  1. Index the BC Seniors Supplement to inflation consistent with other income supports, such as GIS/OAS and CPP.
  2. Redesign the Shelter Aid for Elderly Renters (SAFER) program to reflect the current reality of the B.C. rental market and ensure yearly rent increases are recognized.
  3. Increase the number of Seniors Subsidized Housing Units with a particular focus on rural B.C. where the overall supply of rental accommodation for seniors is most challenging.
  4. Increase awareness of the Property Tax Deferral Program and examine an expansion of the program for low- and modest-income seniors to defer other costs such as strata fees, hydro costs and other municipal charges. Examine how seniors living in co- operative housing might be able to take advantage of the program.
  5. Develop a program to assist low- and modest-income seniors with major home repairs.
  6. Eliminate the daily rate for publicly funded home support services.
  7. Provide an extended health benefit for seniors that includes eyeglasses, hearing aids, mobility aids and necessary medical equipment. The cost of the plan could be covered by premiums based on income, ensuring it is an affordable option for all B.C. seniors.
  8. Work with the federal government to ensure dental coverage for seniors with co-payments and deductibles based on income or include in an overall extended benefit plan.
  9. Provide an annual province-wide bus pass for all seniors that includes handyDART. The fee for the pass could be based on a sliding scale matched to income.

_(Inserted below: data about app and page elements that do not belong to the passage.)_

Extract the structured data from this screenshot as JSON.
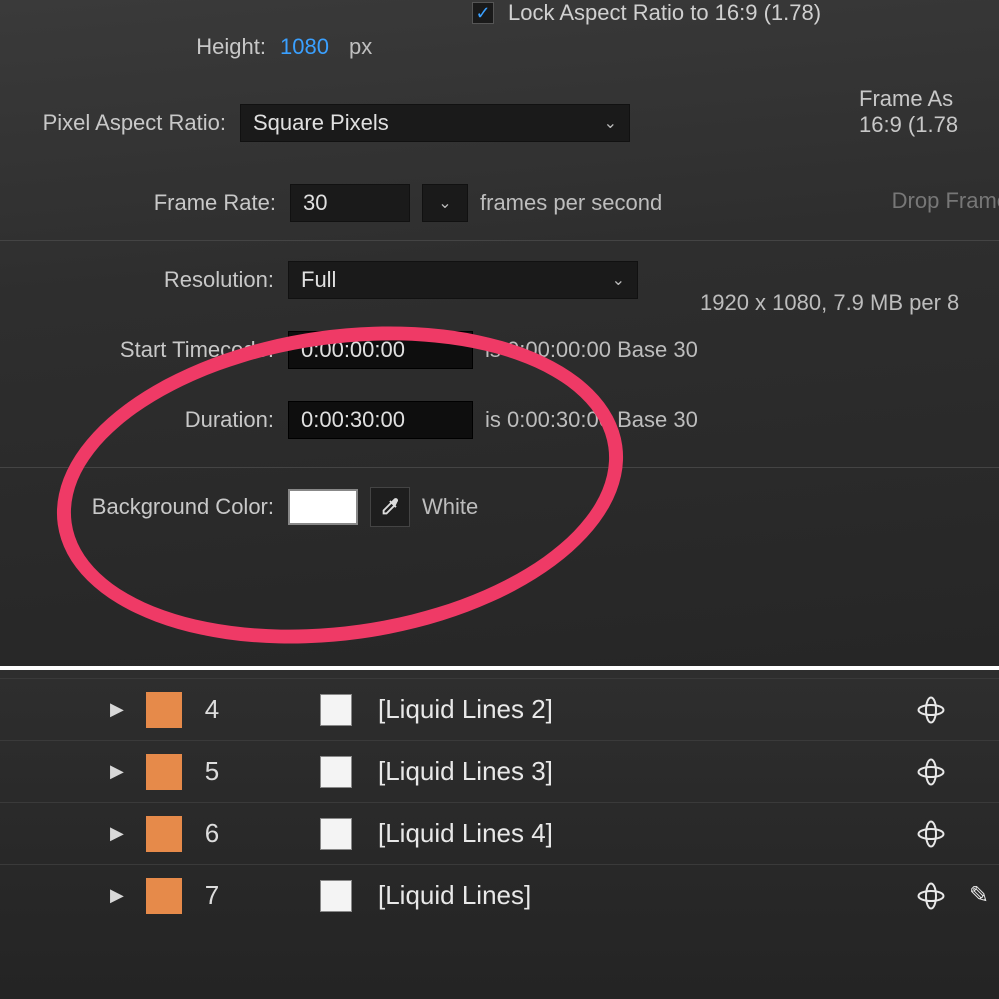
{
  "top": {
    "lock_label": "Lock Aspect Ratio to 16:9 (1.78)",
    "height_label": "Height:",
    "height_value": "1080",
    "height_unit": "px",
    "par_label": "Pixel Aspect Ratio:",
    "par_value": "Square Pixels",
    "frame_aspect_label": "Frame As",
    "frame_aspect_value": "16:9 (1.78",
    "framerate_label": "Frame Rate:",
    "framerate_value": "30",
    "framerate_unit": "frames per second",
    "dropframe_label": "Drop Frame",
    "resolution_label": "Resolution:",
    "resolution_value": "Full",
    "resolution_info": "1920 x 1080, 7.9 MB per 8",
    "start_tc_label": "Start Timecode:",
    "start_tc_value": "0:00:00:00",
    "start_tc_info": "is 0:00:00:00  Base 30",
    "duration_label": "Duration:",
    "duration_value": "0:00:30:00",
    "duration_info": "is 0:00:30:00  Base 30",
    "bg_label": "Background Color:",
    "bg_name": "White"
  },
  "layers": [
    {
      "num": "4",
      "name": "[Liquid Lines 2]"
    },
    {
      "num": "5",
      "name": "[Liquid Lines 3]"
    },
    {
      "num": "6",
      "name": "[Liquid Lines 4]"
    },
    {
      "num": "7",
      "name": "[Liquid Lines]"
    }
  ]
}
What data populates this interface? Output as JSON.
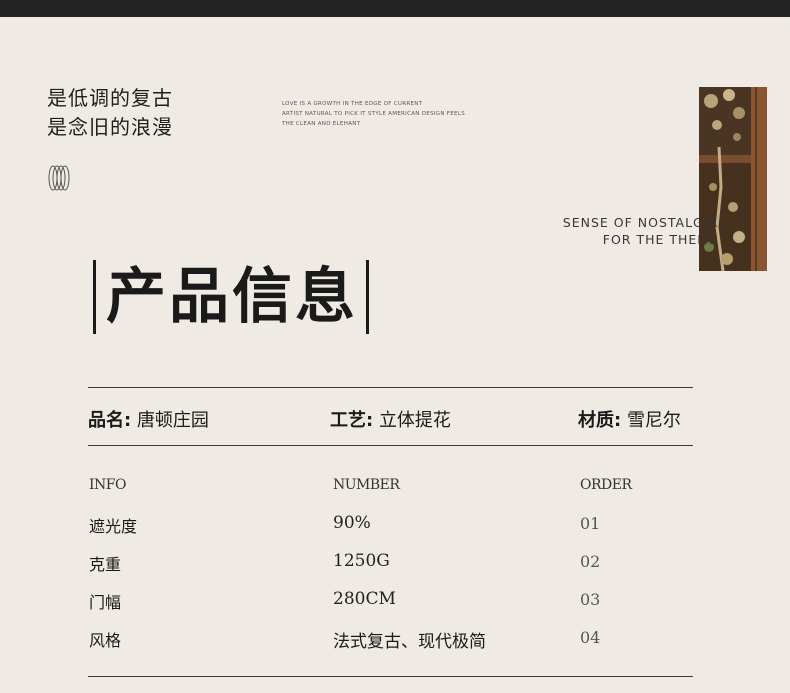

  10. Develop a comprehensive plan to build the capacity of seniors’ centres across B.C. to better support social engagement and help support older people access the supports and services they need to continue to live independently.